» **Task brief**
In the material below, some lines carry "list". Copy each such line.

======== Input data ========

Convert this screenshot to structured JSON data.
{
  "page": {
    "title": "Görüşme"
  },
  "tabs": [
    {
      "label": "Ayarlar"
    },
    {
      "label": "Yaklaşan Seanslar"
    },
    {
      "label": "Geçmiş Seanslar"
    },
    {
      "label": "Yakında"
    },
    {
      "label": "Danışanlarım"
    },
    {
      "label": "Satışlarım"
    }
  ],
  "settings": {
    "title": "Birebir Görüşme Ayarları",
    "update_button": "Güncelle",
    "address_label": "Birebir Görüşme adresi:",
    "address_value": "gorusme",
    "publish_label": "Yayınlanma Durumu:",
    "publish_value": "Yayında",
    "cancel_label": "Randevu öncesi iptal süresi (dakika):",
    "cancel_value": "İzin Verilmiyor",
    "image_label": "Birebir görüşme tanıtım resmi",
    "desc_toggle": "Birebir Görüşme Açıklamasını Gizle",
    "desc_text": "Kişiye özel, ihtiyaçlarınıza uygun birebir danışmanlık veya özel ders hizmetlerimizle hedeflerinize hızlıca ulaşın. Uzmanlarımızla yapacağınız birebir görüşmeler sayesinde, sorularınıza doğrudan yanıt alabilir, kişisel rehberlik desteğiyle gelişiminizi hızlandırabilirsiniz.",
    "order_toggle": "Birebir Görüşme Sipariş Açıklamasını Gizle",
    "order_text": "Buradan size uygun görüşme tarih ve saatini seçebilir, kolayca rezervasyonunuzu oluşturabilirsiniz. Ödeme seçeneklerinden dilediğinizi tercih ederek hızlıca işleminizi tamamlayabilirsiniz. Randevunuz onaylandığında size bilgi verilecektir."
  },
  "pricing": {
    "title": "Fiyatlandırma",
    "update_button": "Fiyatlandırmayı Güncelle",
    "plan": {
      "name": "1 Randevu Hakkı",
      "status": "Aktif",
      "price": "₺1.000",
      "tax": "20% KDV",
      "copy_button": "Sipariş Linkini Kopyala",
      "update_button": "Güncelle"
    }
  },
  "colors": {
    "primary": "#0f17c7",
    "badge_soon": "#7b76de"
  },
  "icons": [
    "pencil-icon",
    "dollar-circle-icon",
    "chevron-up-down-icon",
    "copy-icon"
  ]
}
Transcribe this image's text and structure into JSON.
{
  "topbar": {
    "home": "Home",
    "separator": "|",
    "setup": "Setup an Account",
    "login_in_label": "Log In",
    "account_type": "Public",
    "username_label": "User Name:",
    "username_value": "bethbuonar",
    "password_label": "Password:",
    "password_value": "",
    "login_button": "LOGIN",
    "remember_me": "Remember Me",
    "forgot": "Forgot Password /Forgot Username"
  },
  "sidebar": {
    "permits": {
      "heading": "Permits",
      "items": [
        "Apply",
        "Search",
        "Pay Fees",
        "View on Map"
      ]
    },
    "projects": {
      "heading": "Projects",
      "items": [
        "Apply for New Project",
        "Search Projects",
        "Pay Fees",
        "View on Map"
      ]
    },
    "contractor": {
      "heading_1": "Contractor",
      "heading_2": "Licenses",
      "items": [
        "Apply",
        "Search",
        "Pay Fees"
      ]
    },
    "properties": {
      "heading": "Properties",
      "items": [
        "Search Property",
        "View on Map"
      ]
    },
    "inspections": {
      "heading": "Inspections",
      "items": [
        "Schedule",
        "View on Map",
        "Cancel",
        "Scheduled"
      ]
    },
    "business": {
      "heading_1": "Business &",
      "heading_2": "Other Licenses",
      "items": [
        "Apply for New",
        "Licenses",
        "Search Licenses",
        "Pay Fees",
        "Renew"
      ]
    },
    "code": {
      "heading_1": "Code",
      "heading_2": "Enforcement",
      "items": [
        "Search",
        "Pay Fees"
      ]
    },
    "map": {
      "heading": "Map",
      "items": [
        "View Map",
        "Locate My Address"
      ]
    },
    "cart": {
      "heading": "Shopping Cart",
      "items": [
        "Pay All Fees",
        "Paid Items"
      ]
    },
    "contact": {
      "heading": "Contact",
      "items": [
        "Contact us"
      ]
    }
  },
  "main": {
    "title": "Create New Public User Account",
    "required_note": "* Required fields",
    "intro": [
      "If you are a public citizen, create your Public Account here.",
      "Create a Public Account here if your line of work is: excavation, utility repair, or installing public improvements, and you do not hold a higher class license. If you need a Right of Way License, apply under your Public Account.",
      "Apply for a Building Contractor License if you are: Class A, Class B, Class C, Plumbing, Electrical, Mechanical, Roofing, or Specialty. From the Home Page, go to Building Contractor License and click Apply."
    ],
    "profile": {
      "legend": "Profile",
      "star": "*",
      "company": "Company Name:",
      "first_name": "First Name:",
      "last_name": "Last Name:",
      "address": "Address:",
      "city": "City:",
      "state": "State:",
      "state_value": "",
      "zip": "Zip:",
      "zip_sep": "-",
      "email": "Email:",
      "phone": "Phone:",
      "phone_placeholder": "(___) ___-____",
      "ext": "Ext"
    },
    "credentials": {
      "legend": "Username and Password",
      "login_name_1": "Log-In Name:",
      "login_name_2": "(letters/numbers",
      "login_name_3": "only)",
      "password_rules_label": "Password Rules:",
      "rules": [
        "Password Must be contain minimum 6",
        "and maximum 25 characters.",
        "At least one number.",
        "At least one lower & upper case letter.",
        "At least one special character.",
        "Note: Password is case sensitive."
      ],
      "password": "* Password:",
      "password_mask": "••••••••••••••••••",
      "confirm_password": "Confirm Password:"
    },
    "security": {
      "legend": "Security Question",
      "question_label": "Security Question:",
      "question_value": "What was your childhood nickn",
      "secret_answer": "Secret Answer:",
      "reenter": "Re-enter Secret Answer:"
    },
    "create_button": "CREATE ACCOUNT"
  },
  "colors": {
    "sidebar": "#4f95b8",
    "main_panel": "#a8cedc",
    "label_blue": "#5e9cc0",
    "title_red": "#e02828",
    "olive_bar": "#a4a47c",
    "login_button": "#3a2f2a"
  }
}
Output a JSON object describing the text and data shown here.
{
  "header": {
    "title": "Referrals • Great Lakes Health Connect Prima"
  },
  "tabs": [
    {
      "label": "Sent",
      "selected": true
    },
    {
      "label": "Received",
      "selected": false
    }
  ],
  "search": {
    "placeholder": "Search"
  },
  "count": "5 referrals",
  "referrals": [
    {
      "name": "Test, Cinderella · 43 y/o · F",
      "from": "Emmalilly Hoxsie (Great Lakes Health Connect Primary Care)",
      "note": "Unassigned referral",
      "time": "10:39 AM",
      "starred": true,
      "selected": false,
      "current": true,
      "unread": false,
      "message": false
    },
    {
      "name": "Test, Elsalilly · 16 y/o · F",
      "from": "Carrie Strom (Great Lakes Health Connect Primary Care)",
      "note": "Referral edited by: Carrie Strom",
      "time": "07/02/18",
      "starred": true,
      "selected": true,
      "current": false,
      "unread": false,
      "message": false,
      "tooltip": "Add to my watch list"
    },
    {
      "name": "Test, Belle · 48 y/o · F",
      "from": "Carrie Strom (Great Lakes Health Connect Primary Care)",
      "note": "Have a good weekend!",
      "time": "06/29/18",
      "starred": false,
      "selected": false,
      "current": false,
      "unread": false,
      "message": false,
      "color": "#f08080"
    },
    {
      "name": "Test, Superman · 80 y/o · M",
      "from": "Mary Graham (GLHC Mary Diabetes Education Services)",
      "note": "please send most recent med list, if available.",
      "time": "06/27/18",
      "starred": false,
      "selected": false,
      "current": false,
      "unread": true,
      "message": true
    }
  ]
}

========

» **Response area**
      "tooltip": "Add to my watch list"
      "note": "please send most recent med list, if available.",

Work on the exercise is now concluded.